▶ Task directions: When you write out the listing, keep each word exactly as it stands but include none of its images.

▶ Material provided:

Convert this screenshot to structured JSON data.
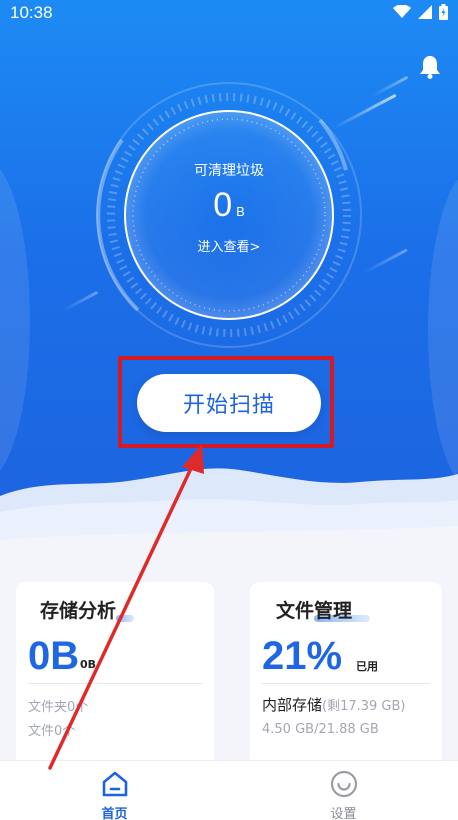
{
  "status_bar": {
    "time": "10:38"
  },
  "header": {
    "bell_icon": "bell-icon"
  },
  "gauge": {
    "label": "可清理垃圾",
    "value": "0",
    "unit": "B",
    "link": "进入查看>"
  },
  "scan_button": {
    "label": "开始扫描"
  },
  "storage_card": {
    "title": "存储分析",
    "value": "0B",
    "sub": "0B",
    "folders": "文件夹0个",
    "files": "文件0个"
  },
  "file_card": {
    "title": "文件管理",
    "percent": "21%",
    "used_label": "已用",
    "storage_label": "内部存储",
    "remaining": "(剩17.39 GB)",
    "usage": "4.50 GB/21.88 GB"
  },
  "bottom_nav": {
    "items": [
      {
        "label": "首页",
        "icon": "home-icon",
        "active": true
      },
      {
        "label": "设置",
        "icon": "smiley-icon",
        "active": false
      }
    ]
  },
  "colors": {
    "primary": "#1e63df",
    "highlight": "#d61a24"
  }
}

▶ Answer to the exercise:
Convert this screenshot to structured JSON data.
{
  "status_bar": {
    "time": "10:38"
  },
  "header": {
    "bell_icon": "bell-icon"
  },
  "gauge": {
    "label": "可清理垃圾",
    "value": "0",
    "unit": "B",
    "link": "进入查看>"
  },
  "scan_button": {
    "label": "开始扫描"
  },
  "storage_card": {
    "title": "存储分析",
    "value": "0B",
    "sub": "0B",
    "folders": "文件夹0个",
    "files": "文件0个"
  },
  "file_card": {
    "title": "文件管理",
    "percent": "21%",
    "used_label": "已用",
    "storage_label": "内部存储",
    "remaining": "(剩17.39 GB)",
    "usage": "4.50 GB/21.88 GB"
  },
  "bottom_nav": {
    "items": [
      {
        "label": "首页",
        "icon": "home-icon",
        "active": true
      },
      {
        "label": "设置",
        "icon": "smiley-icon",
        "active": false
      }
    ]
  },
  "colors": {
    "primary": "#1e63df",
    "highlight": "#d61a24"
  }
}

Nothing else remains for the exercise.